  5. Lengthy proceedings. If a court proceeding is expected to last more than two hours, usually two interpreters will be assigned to it, and there will be a need for them to take turns. Interpreters will use the sound equipment and will be located in a position where they can see and hear well. The interpreter who is not actively interpreting will be available to assist at counsel table when needed.
  6. Modes of interpretation. In court proceedings, interpreters generally use the simultaneous mode of interpretation, that is, they will interpret virtually at the same time as the speaker, but with some lag time. For the testimony of witnesses in question and answer form, the consecutive mode is preferred, i.e., the interpretation will take place once the speaker has completed an idea and makes a pause.
  7. Prepare your witnesses who will testify through an interpreter. It is important to familiarize witnesses with the rhythm of questions and answers through an interpreter. To do so, instruct witnesses to wait for the question to be interpreted fully before they answer, and to answer in their native language. It is also helpful to advise witnesses to pause regularly so that the interpreter can render their testimony into English. When witnesses do not pause, it becomes very difficult for interpreters to retain all of the details of a long narrative.
  8. Speak clearly and be mindful of how you ask questions. All the participants should speak slowly and clearly so that they will be properly understood. If the interpreter does not hear, he or she may have to ask for a repetition or request clarification when the meaning is not immediately grasped. As a general rule, questions should be as straightforward as possible. Lengthy questions and double negatives may be confusing to the witness.
  9. Don’t ask interpreters not to interpret something.
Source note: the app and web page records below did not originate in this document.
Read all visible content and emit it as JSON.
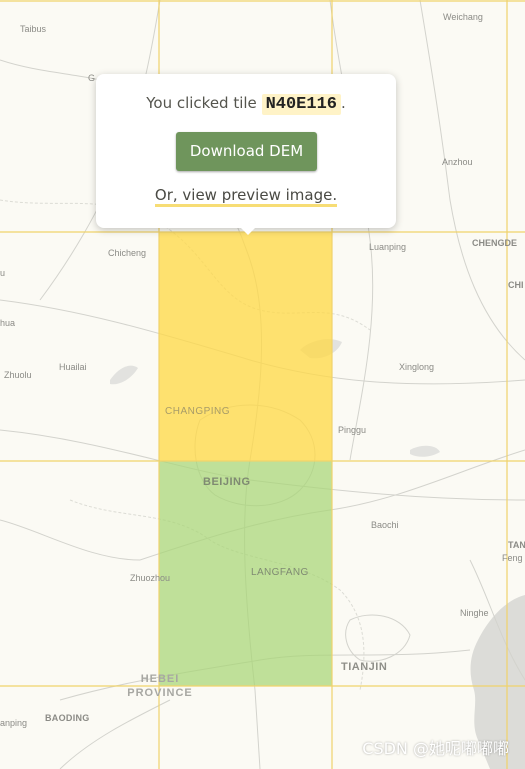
{
  "map": {
    "tile_grid_color": "#f0d36b",
    "selected_tile_color": "#ffd843",
    "neighbor_tile_color": "#a8d676",
    "road_color": "#cfcfc9",
    "water_color": "#dedfdc",
    "labels": {
      "taibus": "Taibus",
      "weichang": "Weichang",
      "anzhou": "Anzhou",
      "chicheng": "Chicheng",
      "luanping": "Luanping",
      "chengde": "CHENGDE",
      "chi": "CHI",
      "u": "u",
      "hua": "hua",
      "huailai": "Huailai",
      "zhuolu": "Zhuolu",
      "xinglong": "Xinglong",
      "changping": "CHANGPING",
      "pinggu": "Pinggu",
      "beijing": "BEIJING",
      "baochi": "Baochi",
      "tan": "TAN",
      "feng": "Feng",
      "zhuozhou": "Zhuozhou",
      "langfang": "LANGFANG",
      "ninghe": "Ninghe",
      "hebei": "HEBEI",
      "province": "PROVINCE",
      "tianjin": "TIANJIN",
      "baoding": "BAODING",
      "anping": "anping",
      "g_fragment": "G"
    }
  },
  "popup": {
    "prefix": "You clicked tile",
    "tile": "N40E116",
    "suffix": ".",
    "download_label": "Download DEM",
    "preview_label": "Or, view preview image."
  },
  "watermark": "CSDN @她呢嘟嘟嘟"
}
Interpreters are bound by their Code of Responsibilities to interpret everything. It is important that you and your client understand this and, if you do not want something interpreted, do not say it. This is one of the reasons, among many others, why preparation before the actual court proceeding is so important.
  10. Be aware of the interpreter’s role. Interpreters are assigned to a court proceeding so that defendants and witnesses can communicate with the judge and the attorneys. They are not a party in the proceeding, and they do take an oath to conduct themselves according to the judicial code of conduct and their code of professional responsibilities. Court interpreters assigned to a case will be available in the courtroom and also before and after the proceeding to assist you in the environs of the courthouse.
  11. Documents and audio recordings in foreign languages should be translated or transcribed/translated well before they are to be introduced into evidence. The tasks of translation and transcription/translation are complex. A rushed or hurried job may not produce reliable results.

Recommended reading: The Art of Working with Interpreters by Holly Mikkelson on the Acebo website at